The commission was alarmed by the “Hannibal directive,” that is, “minimum risk to our forces, even at the cost of harming innocent civilians,” which “predictably leads to violations of the principles of distinction and proportionality.” According to testimony from a first sergeant in an engineering unit in Gaza City, “The only emphasis regarding rules of engagement was to make sure you weren’t firing at IDF forces, but other than that, ‘Any person you see.’
An infantry first sergeant in the northern Gaza Strip remembered telling himself, “I really don’t give a fuck about [civilians]. They don’t deserve anything – and if they deserve something it’s either to be badly wounded or killed.” An infantry lieutenant in the northern Gaza Strip echoed those sentiments. “Civilian presence is not something that’s on your mind, so you don’t give it any attention in any consideration,” he testified.
“We expect a high level of harm to civilians,” an infantry lieutenant testified. He said targets would be approved if they were justified “or if there’s a good chance to hit it in a way that’ll look good to the Israeli audience, and look bad for the Palestinian audience.”
Some soldiers made no pretense of disguising their racism. A lieutenant in the Gaza Division unit described how civilians were called “uninvolved” rather than “civilians.” He spoke of “the desensitization to the surging number of dead on the Palestinian side … The discourse is racist,” he said.
Reactions to the Commission’s Report
Israel refused to cooperate with the commission’s investigation, although the commission relied in part on official Israeli government sources. In anticipation of the issuance of the commission report, Israel released its own report, whitewashing IDF conduct during the Gaza massacre.
But in an article penned in Haaretz, former US President Jimmy Carter and Gro Harlem Brundtland, former Prime Minister of Norway, wrote that the commission’s findings echoed what they found on their own visit to Israel and Palestine two months prior. “That is why we welcome the commission of inquiry’s report as a potential milestone on the path to accountability,” they wrote. “The report is as objective and even-handed as circumstances allowed, as is to be expected with the highly regarded US judge Mary McGowan Davis as commission chair.”
The commission was concerned “that impunity prevails across the board for violations of international humanitarian law and international human rights law allegedly committed by Israeli forces, whether it be in the context of active hostilities in Gaza or killings, torture and ill-treatment in the West Bank.”

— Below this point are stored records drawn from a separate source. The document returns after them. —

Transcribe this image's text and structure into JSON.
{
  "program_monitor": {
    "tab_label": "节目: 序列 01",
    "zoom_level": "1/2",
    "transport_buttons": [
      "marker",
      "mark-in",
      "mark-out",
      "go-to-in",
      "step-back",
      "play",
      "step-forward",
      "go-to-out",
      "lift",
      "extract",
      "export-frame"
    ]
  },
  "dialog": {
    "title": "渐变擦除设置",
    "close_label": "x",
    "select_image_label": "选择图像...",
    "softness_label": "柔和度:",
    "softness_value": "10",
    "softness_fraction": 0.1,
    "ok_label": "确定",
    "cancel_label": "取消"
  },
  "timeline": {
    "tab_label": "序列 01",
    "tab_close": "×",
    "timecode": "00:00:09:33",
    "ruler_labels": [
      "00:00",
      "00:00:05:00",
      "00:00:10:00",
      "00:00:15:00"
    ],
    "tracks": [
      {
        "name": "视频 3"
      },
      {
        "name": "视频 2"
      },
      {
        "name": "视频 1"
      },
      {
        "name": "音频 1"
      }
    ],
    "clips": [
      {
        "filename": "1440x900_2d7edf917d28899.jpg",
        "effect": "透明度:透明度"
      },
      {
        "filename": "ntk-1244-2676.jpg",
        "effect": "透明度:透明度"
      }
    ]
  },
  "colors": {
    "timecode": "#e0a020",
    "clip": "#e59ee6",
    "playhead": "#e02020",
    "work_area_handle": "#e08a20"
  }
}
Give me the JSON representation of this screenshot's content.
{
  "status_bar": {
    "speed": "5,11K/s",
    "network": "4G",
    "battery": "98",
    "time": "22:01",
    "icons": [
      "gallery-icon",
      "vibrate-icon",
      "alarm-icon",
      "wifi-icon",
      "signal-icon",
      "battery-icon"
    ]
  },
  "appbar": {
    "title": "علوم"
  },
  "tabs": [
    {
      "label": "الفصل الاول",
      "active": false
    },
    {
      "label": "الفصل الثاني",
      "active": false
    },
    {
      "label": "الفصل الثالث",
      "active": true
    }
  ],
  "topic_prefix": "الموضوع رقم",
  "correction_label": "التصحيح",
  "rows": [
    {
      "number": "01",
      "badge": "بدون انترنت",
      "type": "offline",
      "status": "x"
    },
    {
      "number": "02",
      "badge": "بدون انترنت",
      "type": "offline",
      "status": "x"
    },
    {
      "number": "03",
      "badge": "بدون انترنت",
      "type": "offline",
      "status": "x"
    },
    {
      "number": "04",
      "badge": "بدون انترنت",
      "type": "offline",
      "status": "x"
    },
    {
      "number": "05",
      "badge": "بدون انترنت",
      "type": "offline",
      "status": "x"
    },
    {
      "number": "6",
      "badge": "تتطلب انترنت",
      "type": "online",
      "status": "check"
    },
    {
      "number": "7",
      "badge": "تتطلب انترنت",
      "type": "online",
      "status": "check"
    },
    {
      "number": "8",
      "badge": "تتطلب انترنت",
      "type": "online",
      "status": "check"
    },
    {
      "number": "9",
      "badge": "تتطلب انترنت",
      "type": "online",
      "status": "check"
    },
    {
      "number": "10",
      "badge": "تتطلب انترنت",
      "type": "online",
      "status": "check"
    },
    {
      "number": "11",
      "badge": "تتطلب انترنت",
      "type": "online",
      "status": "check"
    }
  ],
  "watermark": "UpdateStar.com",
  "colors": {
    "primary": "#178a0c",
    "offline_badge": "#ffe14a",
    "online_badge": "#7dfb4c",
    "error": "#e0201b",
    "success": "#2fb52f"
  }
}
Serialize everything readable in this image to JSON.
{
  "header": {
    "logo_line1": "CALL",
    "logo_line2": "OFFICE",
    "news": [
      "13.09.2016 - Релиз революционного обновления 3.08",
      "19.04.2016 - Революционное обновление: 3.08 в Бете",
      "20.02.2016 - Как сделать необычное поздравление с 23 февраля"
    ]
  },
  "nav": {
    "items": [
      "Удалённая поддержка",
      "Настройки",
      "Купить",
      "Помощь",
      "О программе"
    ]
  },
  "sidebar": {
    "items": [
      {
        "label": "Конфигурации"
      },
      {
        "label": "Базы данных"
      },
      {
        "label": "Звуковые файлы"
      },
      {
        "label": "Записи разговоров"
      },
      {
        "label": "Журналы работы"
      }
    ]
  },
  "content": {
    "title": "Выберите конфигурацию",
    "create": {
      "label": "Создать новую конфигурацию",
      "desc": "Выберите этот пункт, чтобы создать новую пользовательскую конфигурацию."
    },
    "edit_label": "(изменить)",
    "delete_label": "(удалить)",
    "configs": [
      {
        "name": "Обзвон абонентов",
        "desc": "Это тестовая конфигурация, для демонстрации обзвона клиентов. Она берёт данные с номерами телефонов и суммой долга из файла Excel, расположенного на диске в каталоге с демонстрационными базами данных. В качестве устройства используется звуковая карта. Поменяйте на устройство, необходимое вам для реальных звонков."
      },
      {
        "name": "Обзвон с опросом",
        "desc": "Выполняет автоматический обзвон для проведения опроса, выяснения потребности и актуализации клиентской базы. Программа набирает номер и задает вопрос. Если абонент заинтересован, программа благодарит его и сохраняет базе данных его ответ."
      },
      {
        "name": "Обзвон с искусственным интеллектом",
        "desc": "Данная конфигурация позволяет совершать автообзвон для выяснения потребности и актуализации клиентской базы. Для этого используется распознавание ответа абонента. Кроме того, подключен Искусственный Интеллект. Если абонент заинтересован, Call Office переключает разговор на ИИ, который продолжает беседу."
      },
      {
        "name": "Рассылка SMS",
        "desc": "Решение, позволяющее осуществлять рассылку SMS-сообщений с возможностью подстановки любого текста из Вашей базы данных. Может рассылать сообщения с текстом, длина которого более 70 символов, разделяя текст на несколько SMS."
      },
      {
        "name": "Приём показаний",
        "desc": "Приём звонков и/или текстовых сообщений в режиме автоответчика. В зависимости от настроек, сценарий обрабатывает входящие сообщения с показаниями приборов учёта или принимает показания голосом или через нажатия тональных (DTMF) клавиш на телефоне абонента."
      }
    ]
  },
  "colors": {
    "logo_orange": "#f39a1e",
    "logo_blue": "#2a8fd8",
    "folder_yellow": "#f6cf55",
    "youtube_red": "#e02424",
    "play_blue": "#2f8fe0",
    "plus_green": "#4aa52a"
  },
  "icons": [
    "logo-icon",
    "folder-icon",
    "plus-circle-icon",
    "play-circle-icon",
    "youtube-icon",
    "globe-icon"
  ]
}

All parties were urged by the commission to fully cooperate with the preliminary examination of the International Criminal Court (ICC). Carter and Brundtland called the ICC “one of the nearest institutions to objective neutrality that the community of nations possesses … Regrettably neither Israel nor the US are parties to the court. In our view, they should be.” They noted with approval the Palestinian Authority’s decision to submit evidence to the ICC “on the Gaza war, illegal settlements in the West Bank and East Jerusalem, and the treatment of Palestinian prisoners.”
ICC prosecutor Fatou Bensouda, who is conducting a preliminary examination into the situation, has not decided whether to open an official investigation. If she does so, Bensouda said she could investigate low- and middle-rank Israeli soldiers for the purpose of “bringing stronger cases against those most responsible.”
The commission determined that the military tactics the IDF employed were “reflective of broader policy, approved at least tacitly by decision-makers at the highest level of Government of Israel.”
Marjorie Cohn is a professor at Thomas Jefferson School of Law, former president of the National Lawyers Guild and deputy secretary general of the International Association of Democratic Lawyers. Her most recent book is Drones and Targeted Killing: Legal, Moral, and Geopolitical Issues.
Copyright, Truthout. Reprinted with permission.